"Four! This is '4' for your computer, but what does it look like to you?" They knew it looked like one hundred. "Exactly! Can you believe it takes this many numbers for your computer to say '4'? We can get all the way to a hundred in the space our computer needs to get to just 4. Pretty cool, huh? So, your computer can count just as high as we can, it just needs a whole lot of places to hold zeros and ones if it's going to count very high."
I stopped here with the binary counting, but I still had the kids' attention and I think going a number or two (or all the way to 8 and adding another volunteer card holder!) would have helped make the concept clearer.
With slightly older kids, I think it would be really fun to then say, "You know what?
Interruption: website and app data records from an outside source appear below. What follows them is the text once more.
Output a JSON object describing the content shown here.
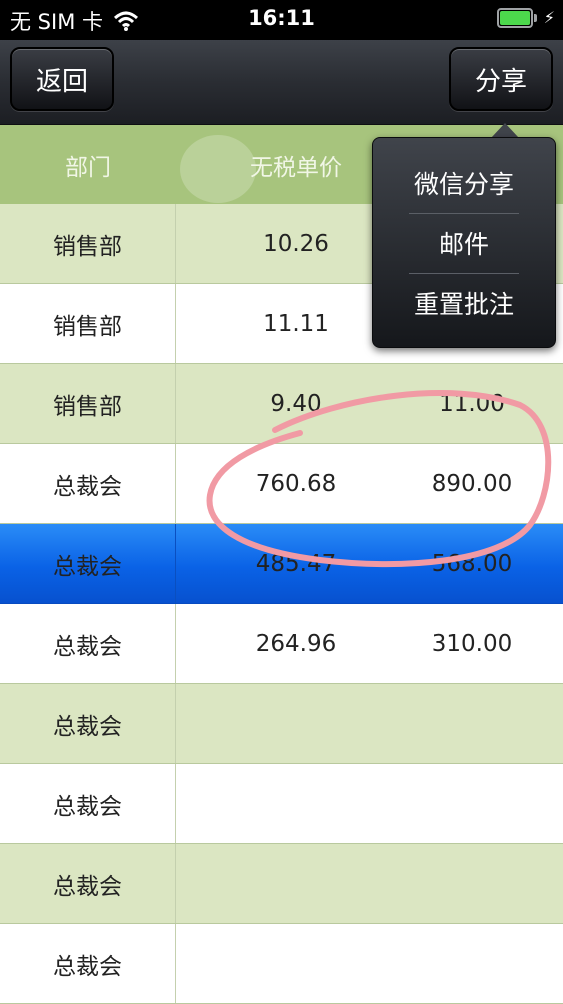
{
  "status_bar": {
    "carrier": "无 SIM 卡",
    "time": "16:11",
    "wifi_icon": "wifi-icon",
    "battery_icon": "battery-icon",
    "charging_icon": "charging-bolt-icon",
    "battery_level": 1.0
  },
  "nav": {
    "back_label": "返回",
    "share_label": "分享"
  },
  "table": {
    "headers": {
      "dept": "部门",
      "price": "无税单价"
    },
    "rows": [
      {
        "dept": "销售部",
        "price": "10.26",
        "total": ""
      },
      {
        "dept": "销售部",
        "price": "11.11",
        "total": ""
      },
      {
        "dept": "销售部",
        "price": "9.40",
        "total": "11.00"
      },
      {
        "dept": "总裁会",
        "price": "760.68",
        "total": "890.00"
      },
      {
        "dept": "总裁会",
        "price": "485.47",
        "total": "568.00"
      },
      {
        "dept": "总裁会",
        "price": "264.96",
        "total": "310.00"
      },
      {
        "dept": "总裁会",
        "price": "",
        "total": ""
      },
      {
        "dept": "总裁会",
        "price": "",
        "total": ""
      },
      {
        "dept": "总裁会",
        "price": "",
        "total": ""
      },
      {
        "dept": "总裁会",
        "price": "",
        "total": ""
      }
    ]
  },
  "share_menu": {
    "items": [
      "微信分享",
      "邮件",
      "重置批注"
    ]
  },
  "colors": {
    "header_green": "#a7c47d",
    "row_green": "#dbe6c2",
    "selected_blue": "#0a62e6",
    "annotation_pink": "#f19aa4"
  }
}
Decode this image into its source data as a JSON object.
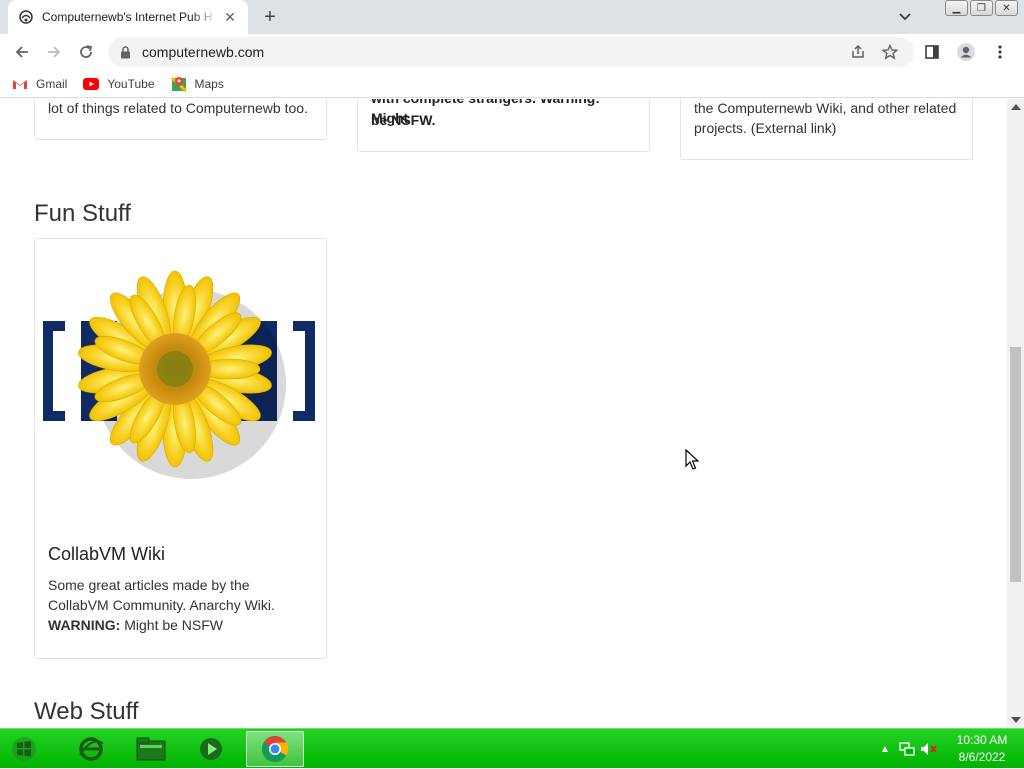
{
  "browser": {
    "tab_title": "Computernewb's Internet Pub H",
    "url": "computernewb.com",
    "bookmarks": [
      {
        "label": "Gmail",
        "icon": "gmail-icon"
      },
      {
        "label": "YouTube",
        "icon": "youtube-icon"
      },
      {
        "label": "Maps",
        "icon": "maps-icon"
      }
    ]
  },
  "page": {
    "top_cards": [
      {
        "text_plain": "lot of things related to Computernewb too."
      },
      {
        "text_prefix": "with complete strangers.",
        "warning_fragment": "Warning: Might be NSFW.",
        "line1_partial": "with complete strangers. Warning: Might",
        "line2_bold": "be NSFW."
      },
      {
        "line1": "the Computernewb Wiki, and other related",
        "line2": "projects. (External link)"
      }
    ],
    "fun_stuff_heading": "Fun Stuff",
    "collabvm_card": {
      "title": "CollabVM Wiki",
      "line1": "Some great articles made by the",
      "line2": "CollabVM Community. Anarchy Wiki.",
      "warning_label": "WARNING:",
      "warning_text": " Might be NSFW"
    },
    "web_stuff_heading": "Web Stuff"
  },
  "taskbar": {
    "time": "10:30 AM",
    "date": "8/6/2022"
  },
  "colors": {
    "taskbar": "#00b300",
    "chrome_frame": "#dee1e6"
  }
}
I bet we can count with no numbers at all!" Toss out all the cards and have the kids be on/off bits by turning their back to the class or covering their face for "off" (0) and facing forward/uncovering their face for "on" (1). Wouldn't that be fun once they got the idea, counting at a decent pace and having the kids flipping around in their places?! So fun. I so want to do that someday.
So, that was pretty much it. I passed out the binary initial bracelets we'd made, along with a decoder card. Several of the kids were very into it, figuring out which color in their bracelet was 0 and which was 1 and matching it up to the card. The teacher seemed pretty excited that they were catching on to the pattern/encoding idea and she also pulled out a dummy keyboard they have in the classroom to ask, "You mean, when we press this 'A' key, the computer is really storing those 0's and 1's like you have on the card?" Yes!
Really, it went very well. I am thrilled that I decided to do it and I feel good knowing that even if none of them remember any of the details, the first person (probably) who ever told them anything about how computers actually work was a woman (and a mother!). And I hope that my enthusiasm and directly connecting math with all the fun stuff you can do on your computer or on your phone will be a positive drop in the bucket of their feelings about math. And a positive drop in the bucket of their feelings about computers being something they can understand and learn to control.
Let me know if you ever want the file with the binary decoder cards. I'd be happy to send that along!